Try it:
Where a record contains a picture, omit the picture and repeat the rest exactly.

(Excerpts from an interface dataset)

━━━━━━━━━━

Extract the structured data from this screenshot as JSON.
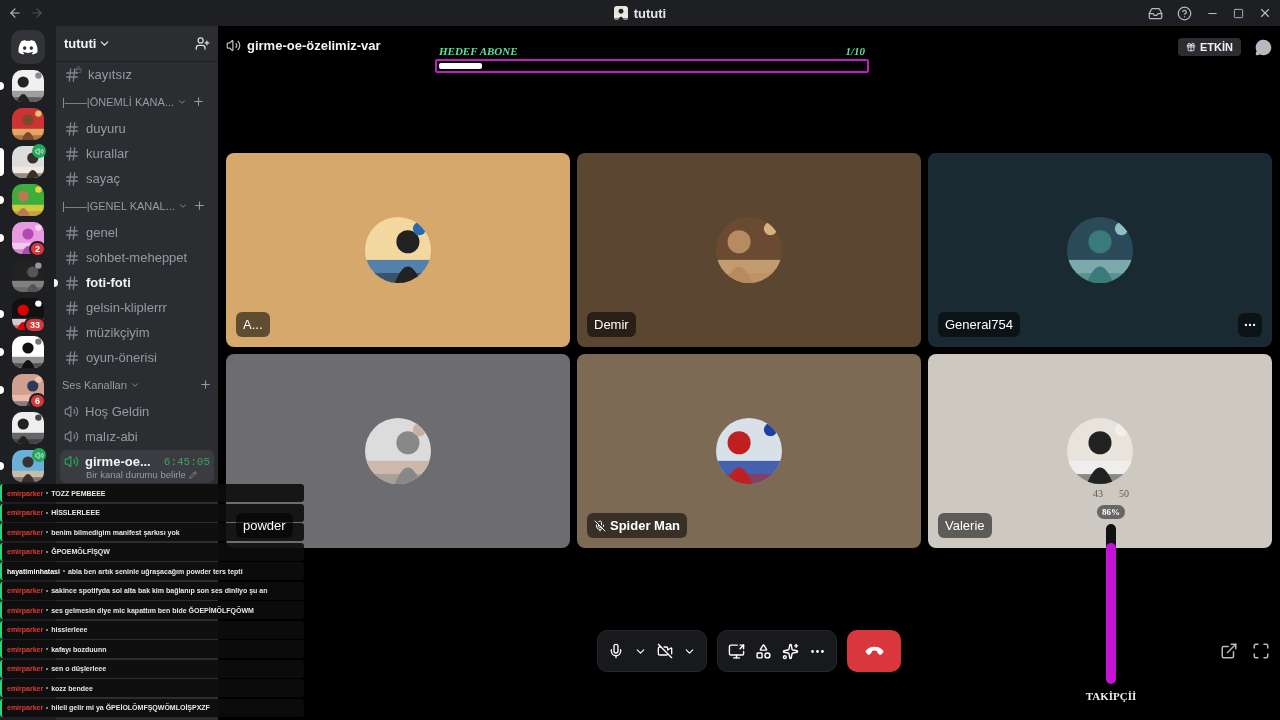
{
  "window": {
    "title": "tututi"
  },
  "servers": [
    {
      "selected": false,
      "unread": true,
      "speaker": false
    },
    {
      "selected": false,
      "unread": false,
      "speaker": false
    },
    {
      "selected": true,
      "unread": false,
      "speaker": true
    },
    {
      "selected": false,
      "unread": true,
      "speaker": false
    },
    {
      "selected": false,
      "unread": true,
      "speaker": false,
      "badge": "2"
    },
    {
      "selected": false,
      "unread": false,
      "speaker": false
    },
    {
      "selected": false,
      "unread": true,
      "speaker": false,
      "badge": "33"
    },
    {
      "selected": false,
      "unread": true,
      "speaker": false
    },
    {
      "selected": false,
      "unread": true,
      "speaker": false,
      "badge": "6"
    },
    {
      "selected": false,
      "unread": false,
      "speaker": false
    },
    {
      "selected": false,
      "unread": true,
      "speaker": true
    }
  ],
  "guild": {
    "name": "tututi"
  },
  "channels": [
    {
      "kind": "locked",
      "name": "kayıtsız",
      "unread": false
    },
    {
      "kind": "category",
      "name": "|——|ÖNEMLİ KANA..."
    },
    {
      "kind": "text",
      "name": "duyuru",
      "unread": false
    },
    {
      "kind": "text",
      "name": "kurallar",
      "unread": false
    },
    {
      "kind": "text",
      "name": "sayaç",
      "unread": false
    },
    {
      "kind": "category",
      "name": "|——|GENEL KANAL..."
    },
    {
      "kind": "text",
      "name": "genel",
      "unread": false
    },
    {
      "kind": "text",
      "name": "sohbet-meheppet",
      "unread": false
    },
    {
      "kind": "text",
      "name": "foti-foti",
      "unread": true
    },
    {
      "kind": "text",
      "name": "gelsin-kliplerrr",
      "unread": false
    },
    {
      "kind": "text",
      "name": "müzikçiyim",
      "unread": false
    },
    {
      "kind": "text",
      "name": "oyun-önerisi",
      "unread": false
    },
    {
      "kind": "voice-category",
      "name": "Ses Kanalları"
    },
    {
      "kind": "voice",
      "name": "Hoş Geldin"
    },
    {
      "kind": "voice",
      "name": "malız-abi"
    },
    {
      "kind": "voice-active",
      "name": "girme-oe...",
      "timer": "6:45:05",
      "status": "Bir kanal durumu belirle"
    }
  ],
  "call": {
    "channel": "girme-oe-özelimiz-var",
    "activity_button": "ETKİN"
  },
  "goal": {
    "title": "HEDEF ABONE",
    "count": "1/10",
    "level": 0.1
  },
  "tiles": [
    {
      "name": "A...",
      "color": "#d6a86c",
      "muted": false,
      "hovered": false
    },
    {
      "name": "Demir",
      "color": "#5b4631",
      "muted": false,
      "hovered": false
    },
    {
      "name": "General754",
      "color": "#1a2a33",
      "muted": false,
      "hovered": true
    },
    {
      "name": "powder",
      "color": "#6d6d71",
      "muted": false,
      "hovered": false
    },
    {
      "name": "Spider Man",
      "color": "#7c6a55",
      "muted": true,
      "hovered": false
    },
    {
      "name": "Valerie",
      "color": "#cdc9c1",
      "muted": false,
      "hovered": false
    }
  ],
  "follower_meter": {
    "numbers": [
      "43",
      "50"
    ],
    "percent": "86%",
    "level": 0.88,
    "label": "TAKİPÇİİ"
  },
  "chat": [
    {
      "author": "emirparker",
      "color": "#e03a34",
      "text": "TOZZ PEMBEEE"
    },
    {
      "author": "emirparker",
      "color": "#e03a34",
      "text": "HİSSLERLEEE"
    },
    {
      "author": "emirparker",
      "color": "#e03a34",
      "text": "benim bilmedigim manifest şarkısı yok"
    },
    {
      "author": "emirparker",
      "color": "#e03a34",
      "text": "ĞPOEMÖLFİŞQW"
    },
    {
      "author": "hayatiminhatasi",
      "color": "#ffffff",
      "text": "abla ben artık seninle uğraşacağım powder ters tepti"
    },
    {
      "author": "emirparker",
      "color": "#e03a34",
      "text": "sakince spotifyda sol alta bak kim bağlanıp son ses dinliyo şu an"
    },
    {
      "author": "emirparker",
      "color": "#e03a34",
      "text": "ses gelmesin diye mic kapattım ben bide ĞOEPİMÖLFQÖWM"
    },
    {
      "author": "emirparker",
      "color": "#e03a34",
      "text": "hisslerleee"
    },
    {
      "author": "emirparker",
      "color": "#e03a34",
      "text": "kafayı bozduunn"
    },
    {
      "author": "emirparker",
      "color": "#e03a34",
      "text": "sen o düşlerleee"
    },
    {
      "author": "emirparker",
      "color": "#e03a34",
      "text": "kozz bendee"
    },
    {
      "author": "emirparker",
      "color": "#e03a34",
      "text": "hileli gelir mi ya ĞPEİOLÖMFŞQWÖMLOİŞPXZF"
    }
  ]
}
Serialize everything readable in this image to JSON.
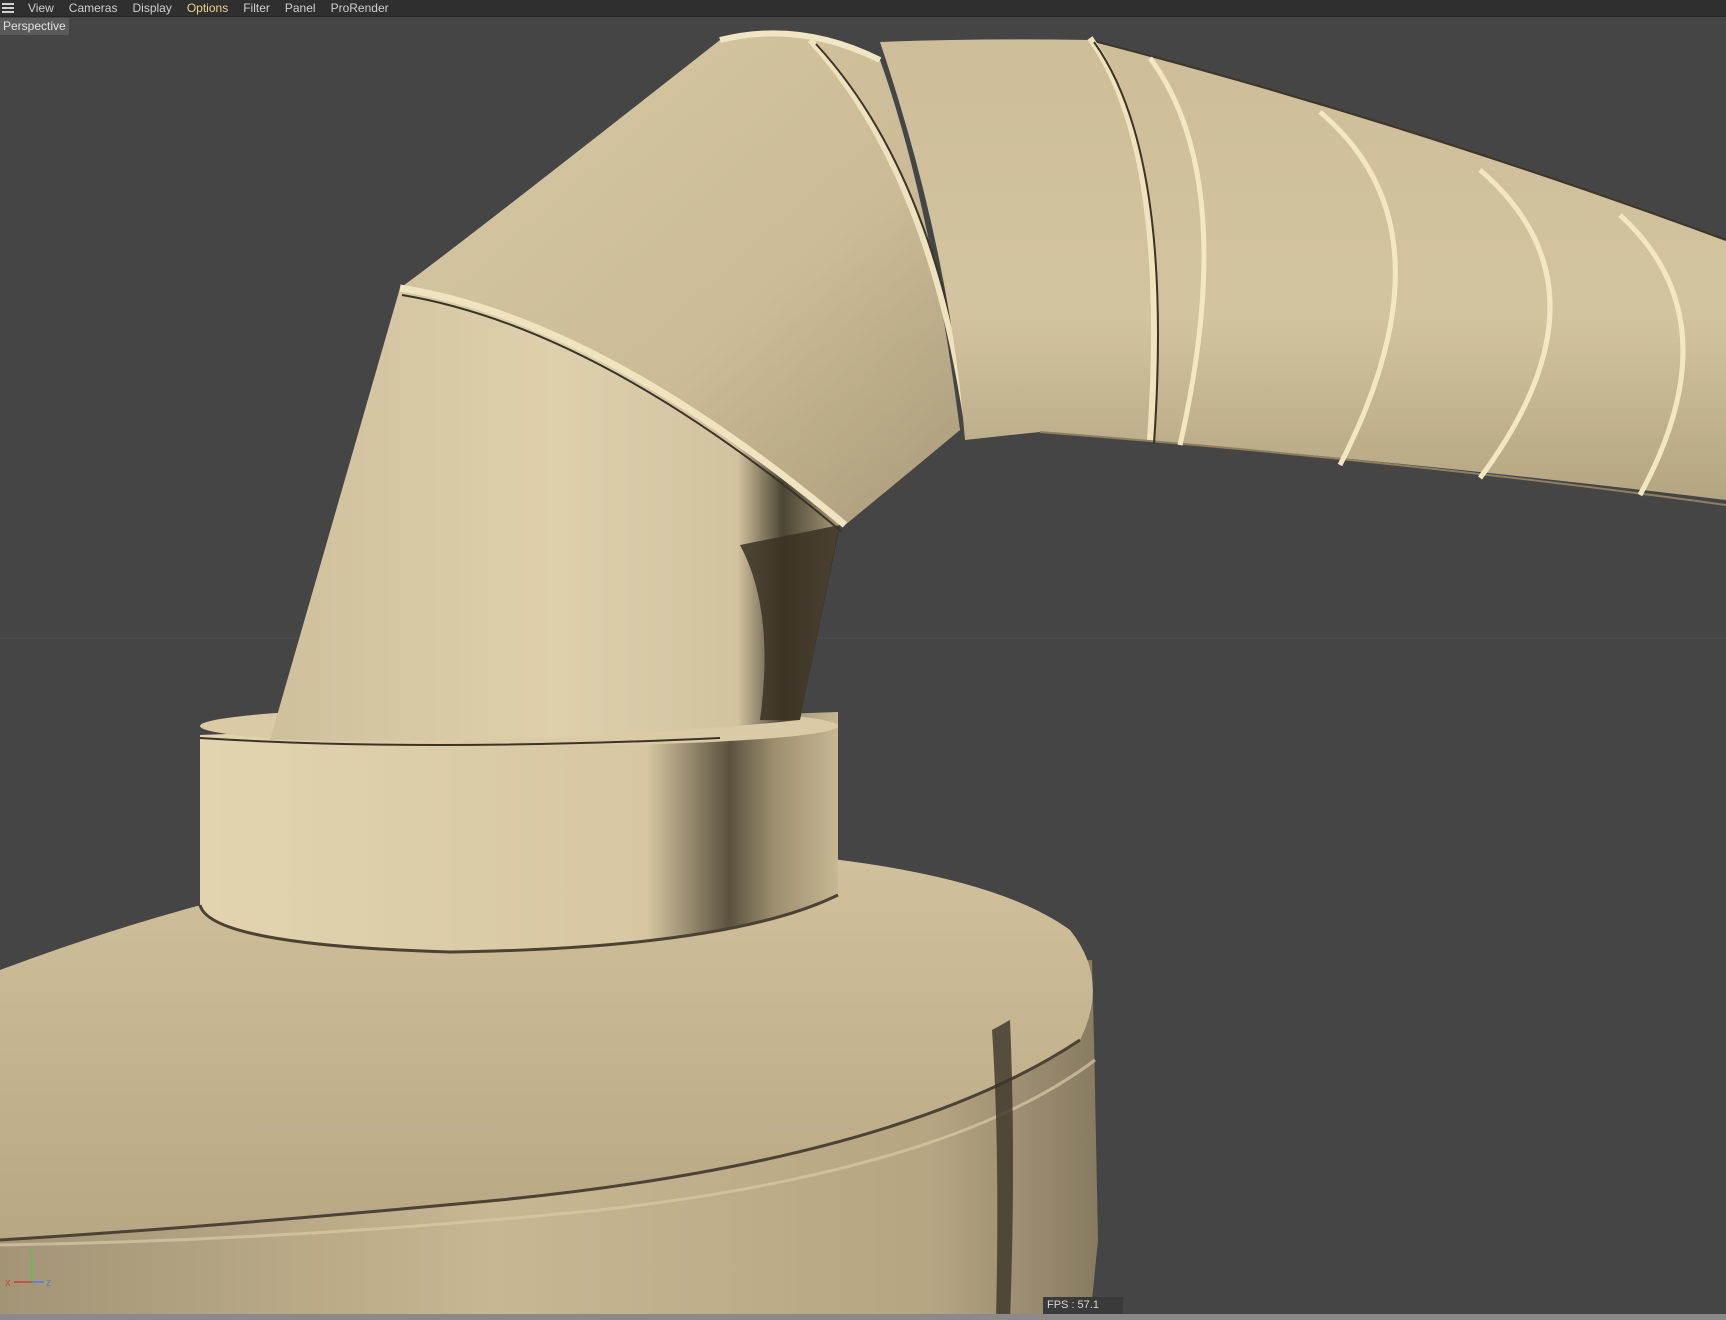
{
  "menubar": {
    "items": [
      {
        "label": "View",
        "active": false
      },
      {
        "label": "Cameras",
        "active": false
      },
      {
        "label": "Display",
        "active": false
      },
      {
        "label": "Options",
        "active": true
      },
      {
        "label": "Filter",
        "active": false
      },
      {
        "label": "Panel",
        "active": false
      },
      {
        "label": "ProRender",
        "active": false
      }
    ]
  },
  "viewport": {
    "camera_label": "Perspective",
    "fps_text": "FPS : 57.1",
    "background_color": "#454545",
    "model_color": "#d8c8a4"
  },
  "axis_gizmo": {
    "x_label": "X",
    "y_label": "Y",
    "z_label": "Z",
    "x_color": "#d23c3c",
    "y_color": "#4ec44e",
    "z_color": "#4a7de0"
  }
}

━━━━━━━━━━

Output below:
Extract the structured data from this screenshot as JSON.
{
  "window": {
    "title": "tututi"
  },
  "servers": [
    {
      "selected": false,
      "unread": true,
      "speaker": false
    },
    {
      "selected": false,
      "unread": false,
      "speaker": false
    },
    {
      "selected": true,
      "unread": false,
      "speaker": true
    },
    {
      "selected": false,
      "unread": true,
      "speaker": false
    },
    {
      "selected": false,
      "unread": true,
      "speaker": false,
      "badge": "2"
    },
    {
      "selected": false,
      "unread": false,
      "speaker": false
    },
    {
      "selected": false,
      "unread": true,
      "speaker": false,
      "badge": "33"
    },
    {
      "selected": false,
      "unread": true,
      "speaker": false
    },
    {
      "selected": false,
      "unread": true,
      "speaker": false,
      "badge": "6"
    },
    {
      "selected": false,
      "unread": false,
      "speaker": false
    },
    {
      "selected": false,
      "unread": true,
      "speaker": true
    }
  ],
  "guild": {
    "name": "tututi"
  },
  "channels": [
    {
      "kind": "locked",
      "name": "kayıtsız",
      "unread": false
    },
    {
      "kind": "category",
      "name": "|——|ÖNEMLİ KANA..."
    },
    {
      "kind": "text",
      "name": "duyuru",
      "unread": false
    },
    {
      "kind": "text",
      "name": "kurallar",
      "unread": false
    },
    {
      "kind": "text",
      "name": "sayaç",
      "unread": false
    },
    {
      "kind": "category",
      "name": "|——|GENEL KANAL..."
    },
    {
      "kind": "text",
      "name": "genel",
      "unread": false
    },
    {
      "kind": "text",
      "name": "sohbet-meheppet",
      "unread": false
    },
    {
      "kind": "text",
      "name": "foti-foti",
      "unread": true
    },
    {
      "kind": "text",
      "name": "gelsin-kliplerrr",
      "unread": false
    },
    {
      "kind": "text",
      "name": "müzikçiyim",
      "unread": false
    },
    {
      "kind": "text",
      "name": "oyun-önerisi",
      "unread": false
    },
    {
      "kind": "voice-category",
      "name": "Ses Kanalları"
    },
    {
      "kind": "voice",
      "name": "Hoş Geldin"
    },
    {
      "kind": "voice",
      "name": "malız-abi"
    },
    {
      "kind": "voice-active",
      "name": "girme-oe...",
      "timer": "6:45:05",
      "status": "Bir kanal durumu belirle"
    }
  ],
  "call": {
    "channel": "girme-oe-özelimiz-var",
    "activity_button": "ETKİN"
  },
  "goal": {
    "title": "HEDEF ABONE",
    "count": "1/10",
    "level": 0.1
  },
  "tiles": [
    {
      "name": "A...",
      "color": "#d6a86c",
      "muted": false,
      "hovered": false
    },
    {
      "name": "Demir",
      "color": "#5b4631",
      "muted": false,
      "hovered": false
    },
    {
      "name": "General754",
      "color": "#1a2a33",
      "muted": false,
      "hovered": true
    },
    {
      "name": "powder",
      "color": "#6d6d71",
      "muted": false,
      "hovered": false
    },
    {
      "name": "Spider Man",
      "color": "#7c6a55",
      "muted": true,
      "hovered": false
    },
    {
      "name": "Valerie",
      "color": "#cdc9c1",
      "muted": false,
      "hovered": false
    }
  ],
  "follower_meter": {
    "numbers": [
      "43",
      "50"
    ],
    "percent": "86%",
    "level": 0.88,
    "label": "TAKİPÇİİ"
  },
  "chat": [
    {
      "author": "emirparker",
      "color": "#e03a34",
      "text": "TOZZ PEMBEEE"
    },
    {
      "author": "emirparker",
      "color": "#e03a34",
      "text": "HİSSLERLEEE"
    },
    {
      "author": "emirparker",
      "color": "#e03a34",
      "text": "benim bilmedigim manifest şarkısı yok"
    },
    {
      "author": "emirparker",
      "color": "#e03a34",
      "text": "ĞPOEMÖLFİŞQW"
    },
    {
      "author": "hayatiminhatasi",
      "color": "#ffffff",
      "text": "abla ben artık seninle uğraşacağım powder ters tepti"
    },
    {
      "author": "emirparker",
      "color": "#e03a34",
      "text": "sakince spotifyda sol alta bak kim bağlanıp son ses dinliyo şu an"
    },
    {
      "author": "emirparker",
      "color": "#e03a34",
      "text": "ses gelmesin diye mic kapattım ben bide ĞOEPİMÖLFQÖWM"
    },
    {
      "author": "emirparker",
      "color": "#e03a34",
      "text": "hisslerleee"
    },
    {
      "author": "emirparker",
      "color": "#e03a34",
      "text": "kafayı bozduunn"
    },
    {
      "author": "emirparker",
      "color": "#e03a34",
      "text": "sen o düşlerleee"
    },
    {
      "author": "emirparker",
      "color": "#e03a34",
      "text": "kozz bendee"
    },
    {
      "author": "emirparker",
      "color": "#e03a34",
      "text": "hileli gelir mi ya ĞPEİOLÖMFŞQWÖMLOİŞPXZF"
    }
  ]
}
Serialize everything readable in this image to JSON.
{
  "menubar": {
    "items": [
      {
        "label": "View",
        "active": false
      },
      {
        "label": "Cameras",
        "active": false
      },
      {
        "label": "Display",
        "active": false
      },
      {
        "label": "Options",
        "active": true
      },
      {
        "label": "Filter",
        "active": false
      },
      {
        "label": "Panel",
        "active": false
      },
      {
        "label": "ProRender",
        "active": false
      }
    ]
  },
  "viewport": {
    "camera_label": "Perspective",
    "fps_text": "FPS : 57.1",
    "background_color": "#454545",
    "model_color": "#d8c8a4"
  },
  "axis_gizmo": {
    "x_label": "X",
    "y_label": "Y",
    "z_label": "Z",
    "x_color": "#d23c3c",
    "y_color": "#4ec44e",
    "z_color": "#4a7de0"
  }
}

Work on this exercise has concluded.